Haribo is the maker of the Gold-Bear gummy candies. This will be the company’s first manufacturing facility in North America. It is expected to bring about 400 jobs to the area when it opens in 2020.

Gordmans goes away while Gander Mountain open for now

Retailing in brick and mortar stores is becoming as clunky and outdated as an 8-Track player bolted to the underside of the dashboard of a 1972 Chrysler Cordoba. We had the front page story this week of Gordmans, a funky off-price chain, filing for bankruptcy. It will close all of its stores.

The Kenosha store, with its bright purple facade, helped revive the south end of Southport Plaza on Green Bay Road a few years ago.

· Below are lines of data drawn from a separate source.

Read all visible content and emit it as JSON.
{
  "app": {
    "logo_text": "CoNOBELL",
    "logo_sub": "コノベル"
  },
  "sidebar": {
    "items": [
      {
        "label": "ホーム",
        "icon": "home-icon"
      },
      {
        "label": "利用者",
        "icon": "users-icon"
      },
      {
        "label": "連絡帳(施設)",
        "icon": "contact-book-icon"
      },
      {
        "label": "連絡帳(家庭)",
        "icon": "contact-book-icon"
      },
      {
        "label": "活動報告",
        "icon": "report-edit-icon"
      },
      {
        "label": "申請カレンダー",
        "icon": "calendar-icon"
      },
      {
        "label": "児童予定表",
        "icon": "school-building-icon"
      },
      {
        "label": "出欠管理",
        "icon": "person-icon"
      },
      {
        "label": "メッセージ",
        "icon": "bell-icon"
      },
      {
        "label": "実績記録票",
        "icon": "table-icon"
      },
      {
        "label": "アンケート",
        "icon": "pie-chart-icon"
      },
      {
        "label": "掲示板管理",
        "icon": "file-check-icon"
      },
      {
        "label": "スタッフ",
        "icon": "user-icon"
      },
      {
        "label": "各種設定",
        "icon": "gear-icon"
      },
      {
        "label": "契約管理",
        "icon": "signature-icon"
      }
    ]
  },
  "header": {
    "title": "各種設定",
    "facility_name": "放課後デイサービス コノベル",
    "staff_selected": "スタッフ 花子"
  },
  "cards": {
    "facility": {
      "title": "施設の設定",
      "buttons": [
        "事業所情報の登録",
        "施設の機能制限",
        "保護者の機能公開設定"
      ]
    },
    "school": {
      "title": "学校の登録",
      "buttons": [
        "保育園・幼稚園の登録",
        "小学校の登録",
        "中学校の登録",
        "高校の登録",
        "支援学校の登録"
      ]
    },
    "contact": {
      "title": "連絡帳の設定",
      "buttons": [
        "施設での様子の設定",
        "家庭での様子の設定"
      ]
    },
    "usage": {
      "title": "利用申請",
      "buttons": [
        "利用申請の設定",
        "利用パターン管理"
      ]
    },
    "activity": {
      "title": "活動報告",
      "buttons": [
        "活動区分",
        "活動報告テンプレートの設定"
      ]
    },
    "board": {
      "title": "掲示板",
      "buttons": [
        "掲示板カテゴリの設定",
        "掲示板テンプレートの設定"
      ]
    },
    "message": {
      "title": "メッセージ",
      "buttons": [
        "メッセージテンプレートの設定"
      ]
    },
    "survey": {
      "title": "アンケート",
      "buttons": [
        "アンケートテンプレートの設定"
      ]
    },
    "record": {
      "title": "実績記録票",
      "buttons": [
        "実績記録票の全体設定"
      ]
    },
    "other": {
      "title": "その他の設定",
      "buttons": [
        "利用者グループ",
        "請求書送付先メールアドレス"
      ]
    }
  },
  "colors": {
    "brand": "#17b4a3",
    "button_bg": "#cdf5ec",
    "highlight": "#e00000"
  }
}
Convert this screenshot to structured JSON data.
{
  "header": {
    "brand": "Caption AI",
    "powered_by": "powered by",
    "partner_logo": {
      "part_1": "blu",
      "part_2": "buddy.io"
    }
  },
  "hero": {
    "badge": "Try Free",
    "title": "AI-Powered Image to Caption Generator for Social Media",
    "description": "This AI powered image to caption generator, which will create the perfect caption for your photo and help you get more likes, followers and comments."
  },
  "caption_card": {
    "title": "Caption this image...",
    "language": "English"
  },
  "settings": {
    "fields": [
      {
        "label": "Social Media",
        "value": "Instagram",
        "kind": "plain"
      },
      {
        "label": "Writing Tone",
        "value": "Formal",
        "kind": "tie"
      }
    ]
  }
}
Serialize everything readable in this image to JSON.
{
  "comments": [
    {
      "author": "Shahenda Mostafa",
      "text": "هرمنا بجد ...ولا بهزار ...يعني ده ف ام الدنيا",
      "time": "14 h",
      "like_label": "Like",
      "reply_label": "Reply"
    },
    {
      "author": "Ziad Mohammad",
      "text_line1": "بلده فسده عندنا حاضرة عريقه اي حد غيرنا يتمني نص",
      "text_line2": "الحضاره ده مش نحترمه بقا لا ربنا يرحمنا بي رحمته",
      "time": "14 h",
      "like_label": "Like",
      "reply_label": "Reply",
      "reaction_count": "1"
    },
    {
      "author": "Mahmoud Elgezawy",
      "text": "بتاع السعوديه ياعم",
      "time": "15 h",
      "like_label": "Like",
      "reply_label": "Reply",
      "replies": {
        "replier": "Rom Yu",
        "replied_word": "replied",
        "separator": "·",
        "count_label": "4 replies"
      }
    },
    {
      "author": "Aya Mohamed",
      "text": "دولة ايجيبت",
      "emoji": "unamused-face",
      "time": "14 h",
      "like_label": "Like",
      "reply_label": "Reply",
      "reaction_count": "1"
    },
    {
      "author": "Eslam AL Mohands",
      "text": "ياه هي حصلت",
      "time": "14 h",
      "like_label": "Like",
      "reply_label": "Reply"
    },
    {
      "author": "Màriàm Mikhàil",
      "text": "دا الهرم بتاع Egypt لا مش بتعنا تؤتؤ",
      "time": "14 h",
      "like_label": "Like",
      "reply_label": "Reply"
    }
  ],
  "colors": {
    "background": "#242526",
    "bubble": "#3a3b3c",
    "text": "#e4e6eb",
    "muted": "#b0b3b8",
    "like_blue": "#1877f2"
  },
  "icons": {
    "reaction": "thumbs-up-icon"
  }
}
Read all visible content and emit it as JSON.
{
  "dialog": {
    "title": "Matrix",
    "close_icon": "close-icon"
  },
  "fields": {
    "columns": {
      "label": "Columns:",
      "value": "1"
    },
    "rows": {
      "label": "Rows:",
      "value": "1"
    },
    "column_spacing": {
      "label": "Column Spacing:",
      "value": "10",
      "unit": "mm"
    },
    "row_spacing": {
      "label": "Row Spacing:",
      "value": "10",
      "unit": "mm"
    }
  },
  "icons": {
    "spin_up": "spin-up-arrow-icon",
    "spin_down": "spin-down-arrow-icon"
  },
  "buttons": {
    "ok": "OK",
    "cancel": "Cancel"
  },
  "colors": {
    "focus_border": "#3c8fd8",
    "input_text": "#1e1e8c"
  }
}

Unfortunately, this creates a new challenge for the leasing company. Mid-America Real Estate Corp. certainly hit a home run with the recruitment of Fresh Thyme Farmers Market. Let's hope it can do as well with this new gaping hole at one of the busiest intersections in town.

Lindsey Pollak talks about millennials in the workplace at UW-Parkside on Thursday, March 16, 2017. ( SEAN KRAJACIC )

Millennials in the workplace still a puzzle for some employers

5

Employers who continue to struggle with how to attract, hire and keep millennial employees got a lot of good advice from a well-regarded author and leading voice on millennials in the workforce. Lindsey Pollak was the speaker for a daylong conference on the multigenerational workplace at the University of Wisconsin-Parkside Thursday.

“I didn't mean to become an expert (on millennials),” Pollak told a large crowd in a morning session. “I meant to become an expert on careers and how to succeed in the workplace. It became clear that the generational differences we are all experiencing are critical to understanding how to build a successful career.”

Pollak is the author of the New York Times bestseller, “Becoming the Boss: New Rules for the Next Generation of Leaders.”

News headlines

Content

News
Sports
Life
Obits
Community
Marketplace
Jobs
ePaper
Connect

Customers
Advertisers
Online Forms
Contact Us
Staff
Collaborate

Submit a story or photo
Submit a press release
Submit an entertainment event
Submit Feedback



c: